I don't think I could have articulated why the series grabbed me so instantly when I first saw it. After watching the whole show recently, I have a better idea. I already said in the Casshan entry that anime tends to lay the drama on thicker than American cartoons, especially during the era we've been talking about. This show has an overriding feeling of futility, desperation and true struggle...feelings that were all very familiar. Despite all the robots and aliens, this show was much closer than other cartoons to the world that I knew. There was also the music, this awesome techno theme that introduced and concluded each episode. I loved that theme. I remember putting a microphone up to the television speakers to record it so that I could have it on tape and listen to a grainy recording of it whenever I wanted. Thankfully, now we have YouTube.

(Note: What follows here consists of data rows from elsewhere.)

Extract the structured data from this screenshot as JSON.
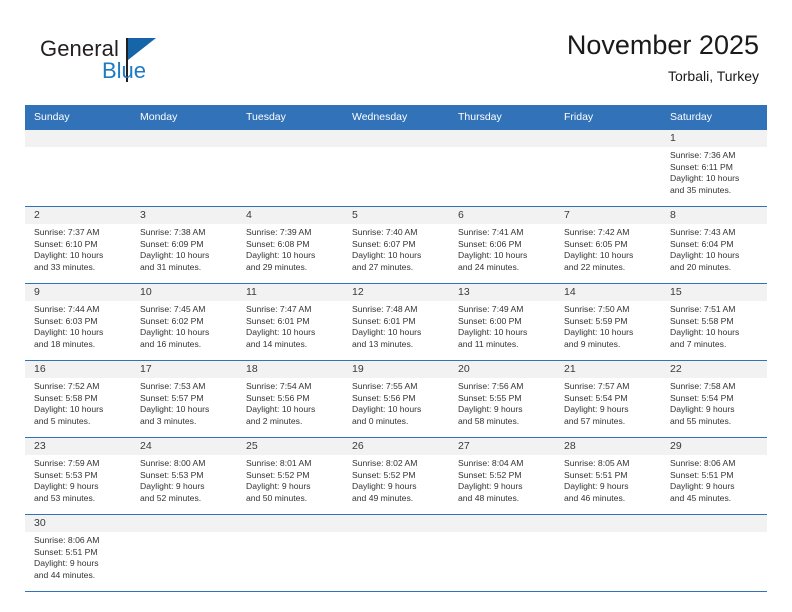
{
  "brand": {
    "line1": "General",
    "line2": "Blue",
    "accent_color": "#1565a8",
    "text_color": "#231f20"
  },
  "header": {
    "title": "November 2025",
    "subtitle": "Torbali, Turkey"
  },
  "calendar": {
    "header_bg": "#3272b8",
    "daynum_bg": "#f2f2f2",
    "weekday_headers": [
      "Sunday",
      "Monday",
      "Tuesday",
      "Wednesday",
      "Thursday",
      "Friday",
      "Saturday"
    ],
    "weeks": [
      [
        {
          "day": "",
          "sunrise": "",
          "sunset": "",
          "daylight1": "",
          "daylight2": ""
        },
        {
          "day": "",
          "sunrise": "",
          "sunset": "",
          "daylight1": "",
          "daylight2": ""
        },
        {
          "day": "",
          "sunrise": "",
          "sunset": "",
          "daylight1": "",
          "daylight2": ""
        },
        {
          "day": "",
          "sunrise": "",
          "sunset": "",
          "daylight1": "",
          "daylight2": ""
        },
        {
          "day": "",
          "sunrise": "",
          "sunset": "",
          "daylight1": "",
          "daylight2": ""
        },
        {
          "day": "",
          "sunrise": "",
          "sunset": "",
          "daylight1": "",
          "daylight2": ""
        },
        {
          "day": "1",
          "sunrise": "Sunrise: 7:36 AM",
          "sunset": "Sunset: 6:11 PM",
          "daylight1": "Daylight: 10 hours",
          "daylight2": "and 35 minutes."
        }
      ],
      [
        {
          "day": "2",
          "sunrise": "Sunrise: 7:37 AM",
          "sunset": "Sunset: 6:10 PM",
          "daylight1": "Daylight: 10 hours",
          "daylight2": "and 33 minutes."
        },
        {
          "day": "3",
          "sunrise": "Sunrise: 7:38 AM",
          "sunset": "Sunset: 6:09 PM",
          "daylight1": "Daylight: 10 hours",
          "daylight2": "and 31 minutes."
        },
        {
          "day": "4",
          "sunrise": "Sunrise: 7:39 AM",
          "sunset": "Sunset: 6:08 PM",
          "daylight1": "Daylight: 10 hours",
          "daylight2": "and 29 minutes."
        },
        {
          "day": "5",
          "sunrise": "Sunrise: 7:40 AM",
          "sunset": "Sunset: 6:07 PM",
          "daylight1": "Daylight: 10 hours",
          "daylight2": "and 27 minutes."
        },
        {
          "day": "6",
          "sunrise": "Sunrise: 7:41 AM",
          "sunset": "Sunset: 6:06 PM",
          "daylight1": "Daylight: 10 hours",
          "daylight2": "and 24 minutes."
        },
        {
          "day": "7",
          "sunrise": "Sunrise: 7:42 AM",
          "sunset": "Sunset: 6:05 PM",
          "daylight1": "Daylight: 10 hours",
          "daylight2": "and 22 minutes."
        },
        {
          "day": "8",
          "sunrise": "Sunrise: 7:43 AM",
          "sunset": "Sunset: 6:04 PM",
          "daylight1": "Daylight: 10 hours",
          "daylight2": "and 20 minutes."
        }
      ],
      [
        {
          "day": "9",
          "sunrise": "Sunrise: 7:44 AM",
          "sunset": "Sunset: 6:03 PM",
          "daylight1": "Daylight: 10 hours",
          "daylight2": "and 18 minutes."
        },
        {
          "day": "10",
          "sunrise": "Sunrise: 7:45 AM",
          "sunset": "Sunset: 6:02 PM",
          "daylight1": "Daylight: 10 hours",
          "daylight2": "and 16 minutes."
        },
        {
          "day": "11",
          "sunrise": "Sunrise: 7:47 AM",
          "sunset": "Sunset: 6:01 PM",
          "daylight1": "Daylight: 10 hours",
          "daylight2": "and 14 minutes."
        },
        {
          "day": "12",
          "sunrise": "Sunrise: 7:48 AM",
          "sunset": "Sunset: 6:01 PM",
          "daylight1": "Daylight: 10 hours",
          "daylight2": "and 13 minutes."
        },
        {
          "day": "13",
          "sunrise": "Sunrise: 7:49 AM",
          "sunset": "Sunset: 6:00 PM",
          "daylight1": "Daylight: 10 hours",
          "daylight2": "and 11 minutes."
        },
        {
          "day": "14",
          "sunrise": "Sunrise: 7:50 AM",
          "sunset": "Sunset: 5:59 PM",
          "daylight1": "Daylight: 10 hours",
          "daylight2": "and 9 minutes."
        },
        {
          "day": "15",
          "sunrise": "Sunrise: 7:51 AM",
          "sunset": "Sunset: 5:58 PM",
          "daylight1": "Daylight: 10 hours",
          "daylight2": "and 7 minutes."
        }
      ],
      [
        {
          "day": "16",
          "sunrise": "Sunrise: 7:52 AM",
          "sunset": "Sunset: 5:58 PM",
          "daylight1": "Daylight: 10 hours",
          "daylight2": "and 5 minutes."
        },
        {
          "day": "17",
          "sunrise": "Sunrise: 7:53 AM",
          "sunset": "Sunset: 5:57 PM",
          "daylight1": "Daylight: 10 hours",
          "daylight2": "and 3 minutes."
        },
        {
          "day": "18",
          "sunrise": "Sunrise: 7:54 AM",
          "sunset": "Sunset: 5:56 PM",
          "daylight1": "Daylight: 10 hours",
          "daylight2": "and 2 minutes."
        },
        {
          "day": "19",
          "sunrise": "Sunrise: 7:55 AM",
          "sunset": "Sunset: 5:56 PM",
          "daylight1": "Daylight: 10 hours",
          "daylight2": "and 0 minutes."
        },
        {
          "day": "20",
          "sunrise": "Sunrise: 7:56 AM",
          "sunset": "Sunset: 5:55 PM",
          "daylight1": "Daylight: 9 hours",
          "daylight2": "and 58 minutes."
        },
        {
          "day": "21",
          "sunrise": "Sunrise: 7:57 AM",
          "sunset": "Sunset: 5:54 PM",
          "daylight1": "Daylight: 9 hours",
          "daylight2": "and 57 minutes."
        },
        {
          "day": "22",
          "sunrise": "Sunrise: 7:58 AM",
          "sunset": "Sunset: 5:54 PM",
          "daylight1": "Daylight: 9 hours",
          "daylight2": "and 55 minutes."
        }
      ],
      [
        {
          "day": "23",
          "sunrise": "Sunrise: 7:59 AM",
          "sunset": "Sunset: 5:53 PM",
          "daylight1": "Daylight: 9 hours",
          "daylight2": "and 53 minutes."
        },
        {
          "day": "24",
          "sunrise": "Sunrise: 8:00 AM",
          "sunset": "Sunset: 5:53 PM",
          "daylight1": "Daylight: 9 hours",
          "daylight2": "and 52 minutes."
        },
        {
          "day": "25",
          "sunrise": "Sunrise: 8:01 AM",
          "sunset": "Sunset: 5:52 PM",
          "daylight1": "Daylight: 9 hours",
          "daylight2": "and 50 minutes."
        },
        {
          "day": "26",
          "sunrise": "Sunrise: 8:02 AM",
          "sunset": "Sunset: 5:52 PM",
          "daylight1": "Daylight: 9 hours",
          "daylight2": "and 49 minutes."
        },
        {
          "day": "27",
          "sunrise": "Sunrise: 8:04 AM",
          "sunset": "Sunset: 5:52 PM",
          "daylight1": "Daylight: 9 hours",
          "daylight2": "and 48 minutes."
        },
        {
          "day": "28",
          "sunrise": "Sunrise: 8:05 AM",
          "sunset": "Sunset: 5:51 PM",
          "daylight1": "Daylight: 9 hours",
          "daylight2": "and 46 minutes."
        },
        {
          "day": "29",
          "sunrise": "Sunrise: 8:06 AM",
          "sunset": "Sunset: 5:51 PM",
          "daylight1": "Daylight: 9 hours",
          "daylight2": "and 45 minutes."
        }
      ],
      [
        {
          "day": "30",
          "sunrise": "Sunrise: 8:06 AM",
          "sunset": "Sunset: 5:51 PM",
          "daylight1": "Daylight: 9 hours",
          "daylight2": "and 44 minutes."
        },
        {
          "day": "",
          "sunrise": "",
          "sunset": "",
          "daylight1": "",
          "daylight2": ""
        },
        {
          "day": "",
          "sunrise": "",
          "sunset": "",
          "daylight1": "",
          "daylight2": ""
        },
        {
          "day": "",
          "sunrise": "",
          "sunset": "",
          "daylight1": "",
          "daylight2": ""
        },
        {
          "day": "",
          "sunrise": "",
          "sunset": "",
          "daylight1": "",
          "daylight2": ""
        },
        {
          "day": "",
          "sunrise": "",
          "sunset": "",
          "daylight1": "",
          "daylight2": ""
        },
        {
          "day": "",
          "sunrise": "",
          "sunset": "",
          "daylight1": "",
          "daylight2": ""
        }
      ]
    ]
  }
}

I chose to watch it again with the English dub because that was what I remembered. It's the exact same one from the 90s and it commits most of the sins that drive hardcore anime buffs up the wall. Character names were Americanized. A feminine-looking male character was passed off as a woman (though with anime, the lack of massive cleavage on this "woman" is a dead giveaway). A bunch of James Bond-esque one-liners are delivered during battle scenes and I'm almost positive they were just grunts in the Japanese version...if I ever hear the phrase "sticky situation" again, it will be too soon. There was also a bit of censorship, but that's been undone for this DVD version. Still, after the first couple of episodes, I was nervous this was just going to come off as a hunk of cheese and not be the experience I remembered. However, the show's underlying power could not be diminished.
In the far future, Earth is at war with an alien race called the Radam ("Venomoids" in the English version). The show focuses on a group of elite pilots and mechanics called the Space Knights. This team has an uneasy relationship with the Allied Military Command, which is led by an authoritarian asshole named General Galt. One fateful evening, the Space Knights encounter a man who goes by the name "Blade" and has a crystal that allows him to become an armored warrior. Blade is more than the typical sullen anime hero, he has a serious case of post-traumatic stress from the experience that turned him into a Teknoman.
It is eventually revealed that Blade's real name is Nick Carter, and his entire family encountered the Radam during a benign space exploration. The Radam are highly-intelligent small parasites that seek out hosts to carry out their conquests. Before traveling to Earth, the Radam had enslaved a race of huge arachnid creatures (called "Spider-Crabs" by Earthlings) to serve as their infantry. Humans that encounter them are turned into Teknomen, brainwashed into servitude and assigned to lead the armies. Blade escaped before his transformation was complete, gaining the powers but retaining his free will. The others weren't as lucky, meaning that the evil Teknomen that Blade finds himself up against are all his loved ones - siblings and friends of the family. He may be able to save the Earth, but he'll have to destroy everyone he cares about to do it.
It's all a powerful metaphor for the horrors that come with war - most shows that pit the heroes against an extraterrestrial enemy aren't this honest about it. The human costs of war are hammered home over and over again, sometimes at unexpected moments. A sequence where Blade and his love interest Starr are exploring gets dark quickly when she finds a dusty, bloody doll underneath a pile of rubble. It says a lot without saying much at all. During the 1990s, it was likely intended as a commentary on the past rather than a dire warning for the future...but it certainly feels prescient today. I suppose the era doesn't matter in the end. That core message will always be releveant - the eventual winner of any war is Death.